RTL Today intern Caroline Schodde writes about spending her first time abroad in Luxembourg and her reflections as she readies to return home to the US.

Almost seven weeks ago I landed in Luxembourg, at the time I had never been outside of the US before, or flown for more than four hours, and due to the fact I had never set foot in it, I was not entirely convinced that the continent of Europe was actually real (I can assure you that I now believe in the existence of Europe). I ended up in Luxembourg because my university offers a summer internship program and runs classes year-round out of a chateau in Differdange. So, for the past several weeks I have been living in a new country and working as an intern with the wonderful and sometimes crazy team at RTL Today and RTL Today Radio.

The most common question I have been asked while I’ve been in Luxembourg is “Why Luxembourg?”, which is asked with an expression that is more confusion than intrigue. I give the answer of my university offering the program here, but I was confused by others confusion. It seems like many people who live and/or work here find it improbable that someone would choose Luxembourg. But to me, I thought it was obvious that someone would want to visit a country like Luxembourg, which has a high living standard, lots of history, free public transport, plenty of business activity, and one of my new favorite words in the world “Moien”. Why wouldn't I want to leave the US and experience all of that for a little bit?

A week after I left the US, I woke up to news of another school shooting, and this past week the Supreme Court removed federal protection of the right to an abortion. In a lot of ways being away while these things happened has made me feel helpless. The distance has meant that I cannot do things like participate in protests or easily talk to other Americans who are dealing with the repercussions of these events. In other ways I have felt a little bit of relief. Every country in the world has its problems, but not every country in the world reacts the same way to those problems. While I have been in Luxembourg the script that sometimes plays in my head of, “where would I go if someone started shooting?” has stopped. And a few days ago, I watched Luxembourg’s legislative body reaffirm a women’s right to an abortion after my own country failed to enshrine it into law for fifty years.

Now as my time in Luxembourg draws to a close, I can also say I can maybe understand people’s surprise at my being in Luxembourg a little better, but I am also very happy to have chosen it. I believe that the people are what make or break your experience wherever you go. In Luxembourg that has also been true, and working at RTL Today has allowed me to meet many amazing people. I have also been able to attend several concerts in Luxembourg, talk to people from around Europe and the world, and learn about what it takes to run a news site and web radio.

From being in this little country I have also gained more confidence in myself. I don’t think I will ever be especially loud and outgoing, but I do trust myself to do new things more than I did before. Every single day has been filled with new things, whether they were small like figuring out which bus to take and where, or bigger, like walking up to random people at a music festival to promote RTL Today Radio, I have grown some more every day.

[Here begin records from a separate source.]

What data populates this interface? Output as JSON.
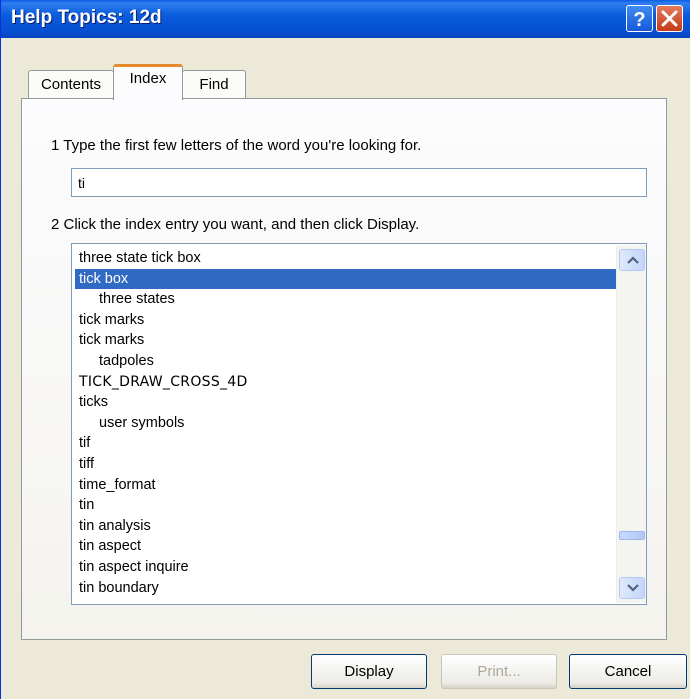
{
  "window": {
    "title": "Help Topics: 12d"
  },
  "tabs": [
    {
      "label": "Contents"
    },
    {
      "label": "Index"
    },
    {
      "label": "Find"
    }
  ],
  "index": {
    "step1_label": "1  Type the first few letters of the word you're looking for.",
    "search_value": "ti",
    "step2_label": "2  Click the index entry you want, and then click Display.",
    "entries": [
      {
        "text": "three state tick box",
        "level": 0
      },
      {
        "text": "tick box",
        "level": 0,
        "selected": true
      },
      {
        "text": "three states",
        "level": 1
      },
      {
        "text": "tick marks",
        "level": 0
      },
      {
        "text": "tick marks",
        "level": 0
      },
      {
        "text": "tadpoles",
        "level": 1
      },
      {
        "text": "TICK_DRAW_CROSS_4D",
        "level": 0
      },
      {
        "text": "ticks",
        "level": 0
      },
      {
        "text": "user symbols",
        "level": 1
      },
      {
        "text": "tif",
        "level": 0
      },
      {
        "text": "tiff",
        "level": 0
      },
      {
        "text": "time_format",
        "level": 0
      },
      {
        "text": "tin",
        "level": 0
      },
      {
        "text": "tin analysis",
        "level": 0
      },
      {
        "text": "tin aspect",
        "level": 0
      },
      {
        "text": "tin aspect inquire",
        "level": 0
      },
      {
        "text": "tin boundary",
        "level": 0
      }
    ]
  },
  "buttons": {
    "display": "Display",
    "print": "Print...",
    "cancel": "Cancel"
  },
  "colors": {
    "titlebar": "#0550d2",
    "selection": "#316ac5",
    "dialog_bg": "#ECE9D8",
    "active_tab_accent": "#e68b2c"
  },
  "icons": {
    "help": "help-icon",
    "close": "close-icon",
    "scroll_up": "chevron-up-icon",
    "scroll_down": "chevron-down-icon"
  }
}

While on a solo weekend trip to Cologne, my first travel in my life entirely alone, and planned only by me, I got on a Ferris Wheel. It was not a massive Ferris Wheel, or very fast moving, but when the door shut behind me and the cabin started to move, I thought to myself with a bit of panic “Wait, I’m afraid of heights”. I had walked to the stand, bought the ticket, and got on the Ferris Wheel completely forgetting the last time I was on one and I nearly cried. I calmed myself down again quickly, and I was able to have a nice ride and get some pictures. I do hope though, that when I am back home, I will continue to forget about things I fear and enjoy the view more often.